» WHAT TO PRODUCE:
Only lines holding "werden" are needed; copy each of them from the data below.

» SOURCE INFORMATION:

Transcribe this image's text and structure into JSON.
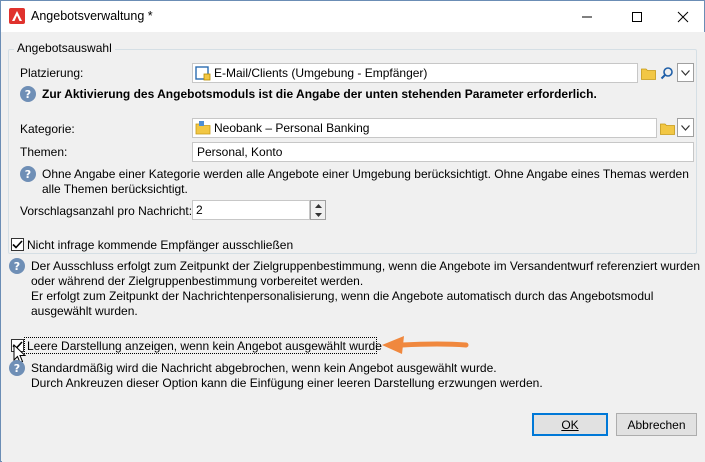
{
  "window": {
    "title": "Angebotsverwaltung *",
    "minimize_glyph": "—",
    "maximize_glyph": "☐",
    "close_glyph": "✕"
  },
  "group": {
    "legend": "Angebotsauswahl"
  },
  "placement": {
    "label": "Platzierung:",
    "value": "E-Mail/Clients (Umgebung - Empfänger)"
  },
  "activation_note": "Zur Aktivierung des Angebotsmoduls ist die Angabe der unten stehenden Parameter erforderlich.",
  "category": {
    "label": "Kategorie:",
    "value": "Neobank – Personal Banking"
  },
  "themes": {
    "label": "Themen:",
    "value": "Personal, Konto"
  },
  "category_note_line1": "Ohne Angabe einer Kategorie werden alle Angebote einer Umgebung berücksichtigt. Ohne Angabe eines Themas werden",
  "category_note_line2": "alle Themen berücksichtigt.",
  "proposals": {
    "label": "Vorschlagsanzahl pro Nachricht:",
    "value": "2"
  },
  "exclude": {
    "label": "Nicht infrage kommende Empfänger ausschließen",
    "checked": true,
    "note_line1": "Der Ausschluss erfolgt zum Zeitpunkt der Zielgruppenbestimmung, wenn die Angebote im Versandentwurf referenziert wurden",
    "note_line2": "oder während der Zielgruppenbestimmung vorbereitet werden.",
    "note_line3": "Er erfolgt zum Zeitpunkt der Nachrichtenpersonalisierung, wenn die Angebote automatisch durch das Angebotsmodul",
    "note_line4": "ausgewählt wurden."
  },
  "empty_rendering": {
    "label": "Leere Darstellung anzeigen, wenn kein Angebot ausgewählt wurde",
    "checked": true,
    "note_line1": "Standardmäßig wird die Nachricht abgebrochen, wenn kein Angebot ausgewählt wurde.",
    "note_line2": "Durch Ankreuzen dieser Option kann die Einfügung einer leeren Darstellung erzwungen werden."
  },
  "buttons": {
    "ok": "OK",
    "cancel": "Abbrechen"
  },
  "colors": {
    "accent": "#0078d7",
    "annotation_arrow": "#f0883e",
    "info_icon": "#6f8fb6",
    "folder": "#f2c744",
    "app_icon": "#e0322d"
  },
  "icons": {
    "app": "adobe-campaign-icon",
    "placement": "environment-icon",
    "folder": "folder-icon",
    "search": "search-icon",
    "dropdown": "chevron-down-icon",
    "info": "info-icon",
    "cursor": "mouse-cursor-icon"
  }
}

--

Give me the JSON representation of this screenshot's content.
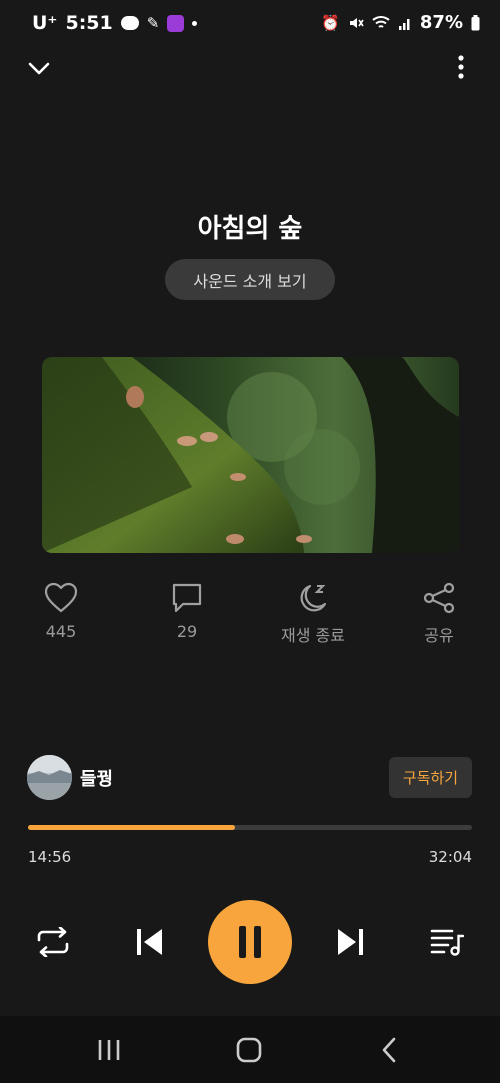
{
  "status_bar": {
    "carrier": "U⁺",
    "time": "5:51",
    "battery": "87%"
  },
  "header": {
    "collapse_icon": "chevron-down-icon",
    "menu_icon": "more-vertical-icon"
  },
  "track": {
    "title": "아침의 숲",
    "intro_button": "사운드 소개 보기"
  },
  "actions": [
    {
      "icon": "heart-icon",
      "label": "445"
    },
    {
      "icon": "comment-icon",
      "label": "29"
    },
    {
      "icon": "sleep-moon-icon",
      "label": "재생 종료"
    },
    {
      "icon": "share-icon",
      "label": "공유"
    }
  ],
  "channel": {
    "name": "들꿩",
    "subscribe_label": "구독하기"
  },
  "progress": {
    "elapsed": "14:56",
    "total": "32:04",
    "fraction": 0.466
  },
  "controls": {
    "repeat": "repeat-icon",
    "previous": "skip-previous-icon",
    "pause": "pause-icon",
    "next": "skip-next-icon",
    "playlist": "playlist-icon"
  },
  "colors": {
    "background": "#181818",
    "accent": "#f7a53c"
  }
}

» SOLUTION FOR THIS TASK:
  "category_note_line1": "Ohne Angabe einer Kategorie werden alle Angebote einer Umgebung berücksichtigt. Ohne Angabe eines Themas werden",
    "note_line2": "oder während der Zielgruppenbestimmung vorbereitet werden.",
    "note_line2": "Durch Ankreuzen dieser Option kann die Einfügung einer leeren Darstellung erzwungen werden."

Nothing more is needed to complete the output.